When I settled into the red plush reclining chair at my local AMC movie theater this past week, ticket clutched in my hand, I was not sure what to expect of the movie I'd just paid to see. Flanking my two best friends, I'd lured them to the theater with the promise of an enjoyable day watching a movie that I'd heard so many great things about. We'd gotten up early to catch the 11:00 AM showing of 'Booksmart', and made up half of the audience that had joined us that morning.
I was nervous. From what I'd seen about this movie, it seemed to be another coming-of-age teen comedy full of raunchy jokes and explicit language. It was nothing I wasn't used to at nearly twenty years old. But there was something holding me back. I was afraid that this movie might have some underlying, problematic theme about female friendships or smart, driven girls like its two female protagonists. I always like to give a movie the benefit of the doubt if I didn't immediately enjoy it, or even if it finished and my friends tore it to shreds. My friends and I had been in the same vein as Amy and Molly; would we enjoy this movie if it ridiculed them, and by extension, us? The classic trope of the 'uncool' kids becoming cool for a day has been present in film for years; what if this movie was no exception?
But as 'Booksmart' began with a feminist meditation, followed by Amy and Molly dancing about outside on their way to school, I felt all of my worries begin to melt away. Seeing their ambition, their achievements, coupled with their goofiness and genuine friendship, I started to see myself. I could relax; this wasn't about to be the movie I was afraid of it being.
'Booksmart' captures the true essence of the hard-working high-school student, with all the gravity and all the comedy combined. We follow Molly and Amy on their misadventures as they bounce from party to party, worried about who they'll see and what will happen while still intending to have one last night of fun for the first time in their high school careers. Their motivation was easy to relate to as the girl whose idea of a fun night in high school was reading a good book or maybe hanging out with my friends at a football game in the fall. No parties, no wildness, and definitely no risk.

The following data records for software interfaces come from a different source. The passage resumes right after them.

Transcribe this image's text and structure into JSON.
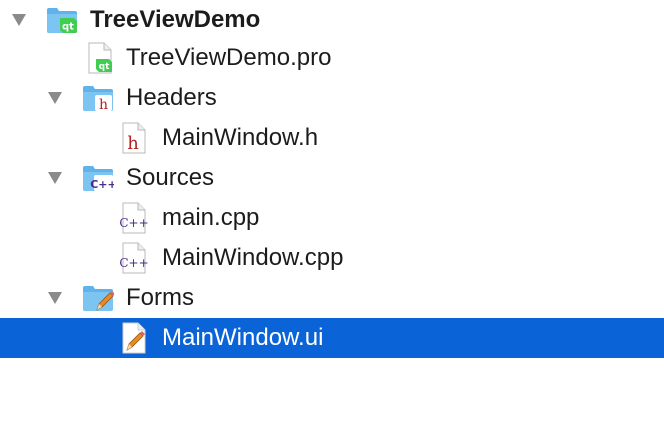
{
  "tree": {
    "project": {
      "label": "TreeViewDemo",
      "icon": "qt-project-folder-icon",
      "expanded": true
    },
    "pro_file": {
      "label": "TreeViewDemo.pro",
      "icon": "qt-pro-file-icon"
    },
    "headers": {
      "label": "Headers",
      "icon": "headers-folder-icon",
      "expanded": true,
      "files": [
        {
          "label": "MainWindow.h",
          "icon": "header-file-icon"
        }
      ]
    },
    "sources": {
      "label": "Sources",
      "icon": "sources-folder-icon",
      "expanded": true,
      "files": [
        {
          "label": "main.cpp",
          "icon": "cpp-file-icon"
        },
        {
          "label": "MainWindow.cpp",
          "icon": "cpp-file-icon"
        }
      ]
    },
    "forms": {
      "label": "Forms",
      "icon": "forms-folder-icon",
      "expanded": true,
      "files": [
        {
          "label": "MainWindow.ui",
          "icon": "ui-form-file-icon",
          "selected": true
        }
      ]
    }
  },
  "colors": {
    "selection": "#0a64d8",
    "folder_blue": "#5fb2ea",
    "qt_green": "#41cd52",
    "header_red": "#b22222",
    "cpp_purple": "#4b2a8c",
    "disclosure_gray": "#8a8a8a"
  }
}
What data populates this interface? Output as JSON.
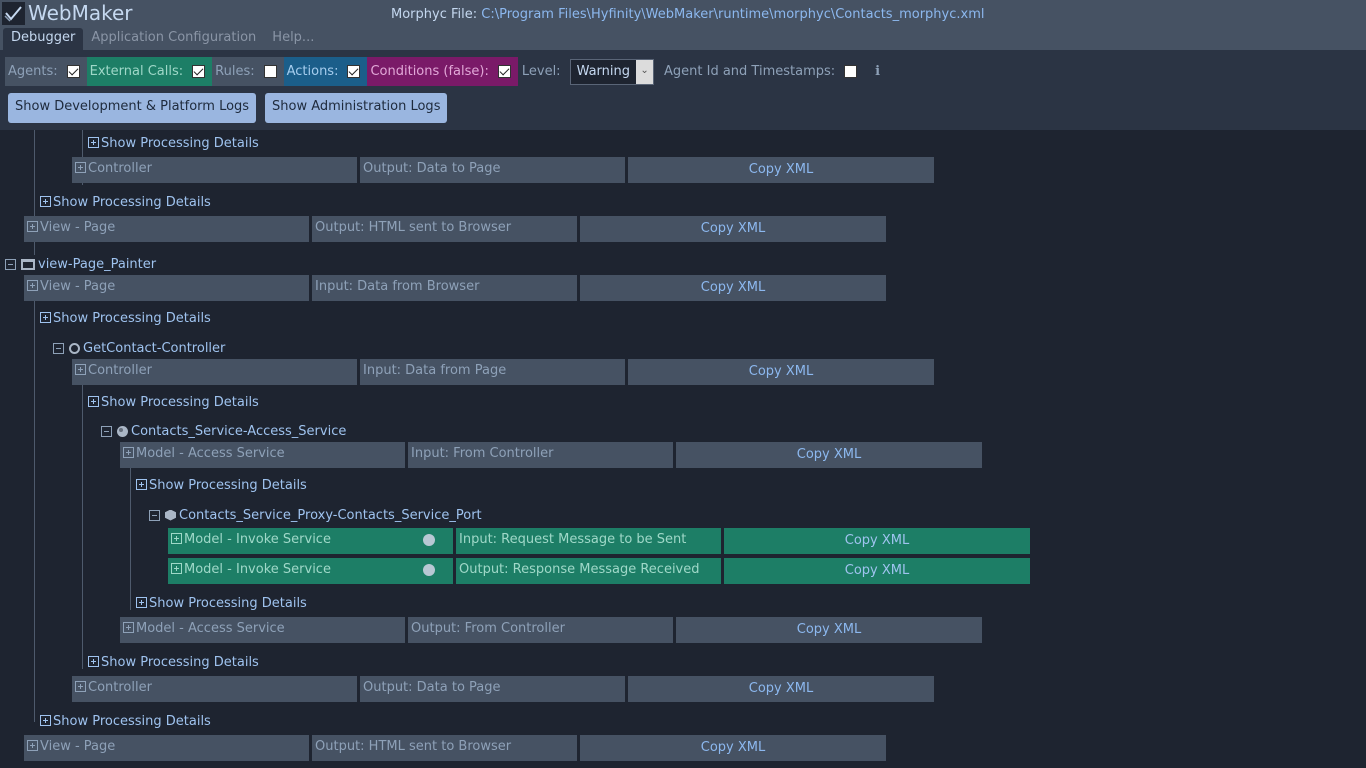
{
  "header": {
    "app_title": "WebMaker",
    "file_label": "Morphyc File:",
    "file_path": "C:\\Program Files\\Hyfinity\\WebMaker\\runtime\\morphyc\\Contacts_morphyc.xml",
    "tabs": [
      {
        "label": "Debugger",
        "active": true
      },
      {
        "label": "Application Configuration",
        "active": false
      },
      {
        "label": "Help...",
        "active": false
      }
    ]
  },
  "filters": {
    "agents": {
      "label": "Agents:",
      "checked": true
    },
    "external_calls": {
      "label": "External Calls:",
      "checked": true
    },
    "rules": {
      "label": "Rules:",
      "checked": false
    },
    "actions": {
      "label": "Actions:",
      "checked": true
    },
    "conditions": {
      "label": "Conditions (false):",
      "checked": true
    },
    "level": {
      "label": "Level:",
      "value": "Warning"
    },
    "agent_id": {
      "label": "Agent Id and Timestamps:",
      "checked": false
    },
    "info_icon": "info-icon"
  },
  "buttons": {
    "dev_logs": "Show Development & Platform Logs",
    "admin_logs": "Show Administration Logs"
  },
  "colors": {
    "external_calls": "#1d7e66",
    "actions": "#1b5e8a",
    "conditions": "#7a1a68",
    "row": "#465263",
    "background": "#1e2430"
  },
  "tree": {
    "show_details": "Show Processing Details",
    "copy_xml": "Copy XML",
    "rows": [
      {
        "name": "Controller",
        "io": "Output: Data to Page"
      },
      {
        "name": "View - Page",
        "io": "Output: HTML sent to Browser"
      },
      {
        "name": "View - Page",
        "io": "Input: Data from Browser"
      },
      {
        "name": "Controller",
        "io": "Input: Data from Page"
      },
      {
        "name": "Model - Access Service",
        "io": "Input: From Controller"
      },
      {
        "name": "Model - Invoke Service",
        "io": "Input: Request Message to be Sent"
      },
      {
        "name": "Model - Invoke Service",
        "io": "Output: Response Message Received"
      },
      {
        "name": "Model - Access Service",
        "io": "Output: From Controller"
      },
      {
        "name": "Controller",
        "io": "Output: Data to Page"
      },
      {
        "name": "View - Page",
        "io": "Output: HTML sent to Browser"
      }
    ],
    "nodes": {
      "page": "view-Page_Painter",
      "controller": "GetContact-Controller",
      "access_service": "Contacts_Service-Access_Service",
      "proxy": "Contacts_Service_Proxy-Contacts_Service_Port"
    }
  }
}
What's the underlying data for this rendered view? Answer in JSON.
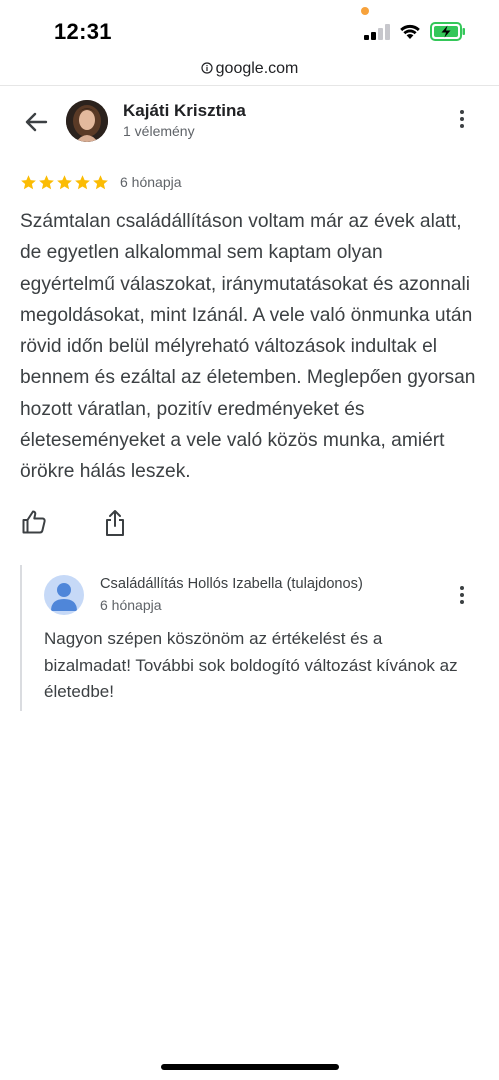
{
  "status_bar": {
    "time": "12:31",
    "battery_color": "#34c759",
    "dot_color": "#f7a23b"
  },
  "browser": {
    "url": "google.com",
    "url_icon": "info-icon"
  },
  "review": {
    "reviewer_name": "Kajáti Krisztina",
    "reviewer_sub": "1 vélemény",
    "rating": 5,
    "rating_max": 5,
    "star_color": "#fbbc04",
    "time": "6 hónapja",
    "text": "Számtalan családállításon voltam már az évek alatt, de egyetlen alkalommal sem kaptam olyan egyértelmű válaszokat, iránymutatásokat és azonnali megoldásokat, mint Izánál. A vele való önmunka után rövid időn belül mélyreható változások indultak el bennem és ezáltal az életemben. Meglepően gyorsan hozott váratlan, pozitív eredményeket és életeseményeket a vele való közös munka, amiért örökre hálás leszek."
  },
  "actions": {
    "like_icon": "thumbs-up-icon",
    "share_icon": "share-icon"
  },
  "owner_reply": {
    "name": "Családállítás Hollós Izabella (tulajdonos)",
    "time": "6 hónapja",
    "text": "Nagyon szépen köszönöm az értékelést és a bizalmadat! További sok boldogító változást kívánok az életedbe!",
    "avatar_bg": "#c6d9f7",
    "avatar_fg": "#4f86d9"
  }
}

By the time the film ended and we see Molly and Amy head off on their separate, equally inspiring ways, I wanted to cry. From laughter, from emotion, from feeling seen. Representation is big for all kinds of people, from seeing people that look the way you do to seeing people that live life the same way you do. And 'Booksmart' was that for me. It was the tribute to high school that I could finally relate to. I might not have had the same romance as Sam and Austin in 'A Cinderella Story' or even the same fun trips as Lara Jean and Peter in 'To All The Boys I've Loved Before', but I have had close friendships over the years of maintaining my position on the high honor roll.
But that isn't the only great thing about 'Booksmart'. The teenagers in the movie actually looked, spoke, acted like real teenagers. The comedy was written with pure gold. The emotional scenes were entirely realistic, from fights between friends to teen heartbreak. It starred two women as protagonists, was directed by a woman, and features all the aspects of an authentic female experience during this most pivotal of times. And while we all may not get to say we rolled up late to graduation in a souped-up car to our peers' amazement, we can all say that 'Booksmart' has something for anyone who's been a teenager in the past two decades.